This morning on the way to church, we’re talking about how we can’t wait for next summer because the artichokes take two years to produce. My daughter planted these plants from a seed and carefully tended them through the spring and summer.
But my husband cleaned out the beds, uprooted all the old plants, and smoothed over the garden since the snow is on the way.
“What? You didn’t! No! Those were her artichoke plants that come back each year! They produce in the second season! No!”
We’re so disappointed. We’re so sad about all that work and waiting.
He feels terrible, but what can be done? We return home from church and dig through the leaf and weeds pile to find the tangled mess of roots and frosted over leaves. Can’t we just replant the thing? It seems too late.
Just as my daughter loses hope, my husband reads that, actually, uprooting your artichoke plants protects them, strengthens them, and accelerates their growth in the spring. We read how, in colder climates, gardeners should dig up their artichoke plants and dry the roots in a cool, dry place.
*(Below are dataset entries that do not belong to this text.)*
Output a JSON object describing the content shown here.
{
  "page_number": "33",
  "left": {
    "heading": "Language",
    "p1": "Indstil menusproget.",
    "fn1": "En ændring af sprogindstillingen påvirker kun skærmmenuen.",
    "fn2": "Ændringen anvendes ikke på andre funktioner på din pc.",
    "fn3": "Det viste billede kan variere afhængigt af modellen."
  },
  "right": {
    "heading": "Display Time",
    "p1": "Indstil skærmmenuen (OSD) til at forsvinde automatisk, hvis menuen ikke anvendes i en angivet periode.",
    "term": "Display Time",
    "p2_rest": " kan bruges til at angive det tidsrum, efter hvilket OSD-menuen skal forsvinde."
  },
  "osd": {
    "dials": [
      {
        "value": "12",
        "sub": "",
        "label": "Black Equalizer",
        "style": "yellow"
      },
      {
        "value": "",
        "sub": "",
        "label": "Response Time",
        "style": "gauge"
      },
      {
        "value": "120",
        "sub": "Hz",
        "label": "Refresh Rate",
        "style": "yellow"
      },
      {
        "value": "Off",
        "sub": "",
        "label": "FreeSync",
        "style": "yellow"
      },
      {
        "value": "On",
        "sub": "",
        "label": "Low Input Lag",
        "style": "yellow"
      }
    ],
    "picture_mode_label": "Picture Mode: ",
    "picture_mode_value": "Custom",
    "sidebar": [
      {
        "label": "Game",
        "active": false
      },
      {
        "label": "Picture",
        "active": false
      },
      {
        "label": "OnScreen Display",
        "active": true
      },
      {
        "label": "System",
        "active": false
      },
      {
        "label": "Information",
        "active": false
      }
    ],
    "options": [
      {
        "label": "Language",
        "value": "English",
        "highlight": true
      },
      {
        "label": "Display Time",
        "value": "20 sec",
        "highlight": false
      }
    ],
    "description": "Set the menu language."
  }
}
My daughter is so excited. “I’ve always wanted a real root cellar,” she says. We’re now a prairie family. We’ve converted a corner of our basement to artichoke roots.
I’m laughing about how quickly our disappointment turns to hope. I tell everyone that this is a true Live with Flair moment because what looked like disaster was protection. What looked like loss was a strengthening for future abundance. What looked like a mistake was actually part of a critical design.
Besides, yesterday we didn’t have a root cellar. Now we do.
And I remember that if I feel uprooted in any way, it’s accelerating my growth for another season. I will wait patiently in the cool cellar of my heart.